Law Offices of John Michael Jensen

Concealment — Civ. Code § 1710(3) – CACI 1901

We litigate cases involving concealment.

Concealment, in the context of California law, refers to the willful hiding or suppression of a material fact that one is obliged to disclose. This can occur in various contexts, such as in insurance, real estate transactions, or general contractual relationships. The act of concealment can lead to legal actions based on fraud or misrepresentation if it results in harm to another party. Here are the key elements typically required to establish a claim of concealment under California law:

  1. Concealment of a Material Fact: The defendant must have concealed or suppressed a material fact, which means a fact that would have been significant to the decision-making process of the plaintiff had they known about it.
  2. Duty to Disclose: The defendant must have been under a legal duty to disclose the fact to the plaintiff. This duty can arise from a direct relationship between the parties, such as a fiduciary relationship, or when one party has exclusive knowledge of material facts not known to the other party.
  3. Intention to Defraud: The defendant must have intentionally concealed the fact with the purpose of defrauding the plaintiff — that is, the concealment was done with the intent to deceive.
  4. Reliance by the Plaintiff: The plaintiff must have relied on the absence of the fact. In other words, the concealment must have been a substantial factor in their decision to enter into the contract or transaction.
  5. Resulting Damage: Finally, the plaintiff must have been harmed as a result of the concealment. This harm typically involves financial loss.

In a brief explanation, the law of concealment in California protects parties from being misled by the omission of important information that is necessary for a fair and informed decision in a contractual or fiduciary relationship. For instance, in real estate, sellers are under an obligation to disclose known defects to potential buyers. Failure to disclose such defects could be grounds for a concealment claim.

Remedies for concealment can include rescission of the contract (cancellation of the agreement) or monetary damages to compensate the aggrieved party. In the case of willful concealment with intent to defraud, punitive damages may also be pursued.

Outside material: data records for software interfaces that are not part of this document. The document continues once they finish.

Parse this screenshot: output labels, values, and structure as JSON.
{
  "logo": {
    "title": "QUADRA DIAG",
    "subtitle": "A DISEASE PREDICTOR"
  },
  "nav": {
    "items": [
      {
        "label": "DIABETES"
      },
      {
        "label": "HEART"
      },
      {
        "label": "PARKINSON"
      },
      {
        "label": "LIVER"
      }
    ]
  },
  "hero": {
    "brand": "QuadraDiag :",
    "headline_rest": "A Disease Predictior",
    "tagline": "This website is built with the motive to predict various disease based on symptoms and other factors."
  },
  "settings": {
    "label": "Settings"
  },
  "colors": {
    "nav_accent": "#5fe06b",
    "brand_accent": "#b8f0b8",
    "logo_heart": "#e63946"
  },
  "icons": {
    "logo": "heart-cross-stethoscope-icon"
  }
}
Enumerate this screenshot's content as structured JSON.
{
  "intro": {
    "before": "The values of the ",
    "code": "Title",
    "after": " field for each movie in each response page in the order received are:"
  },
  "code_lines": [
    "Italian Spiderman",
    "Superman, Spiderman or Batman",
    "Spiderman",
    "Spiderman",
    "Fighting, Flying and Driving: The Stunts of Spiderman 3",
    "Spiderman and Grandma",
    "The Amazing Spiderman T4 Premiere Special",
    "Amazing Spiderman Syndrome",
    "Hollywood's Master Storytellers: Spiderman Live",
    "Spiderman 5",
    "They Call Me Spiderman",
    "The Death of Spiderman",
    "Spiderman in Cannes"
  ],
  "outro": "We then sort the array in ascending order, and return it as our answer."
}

It’s important for parties in a transaction to understand that California law imposes a relatively high standard for disclosing material facts, especially in situations where one party has superior knowledge or a fiduciary responsibility. However, each case is highly fact-specific, and the interpretation of these elements can vary based on the circumstances and context in which the alleged concealment occurred. Legal advice should be sought in any particular case of concern for a precise application of the law.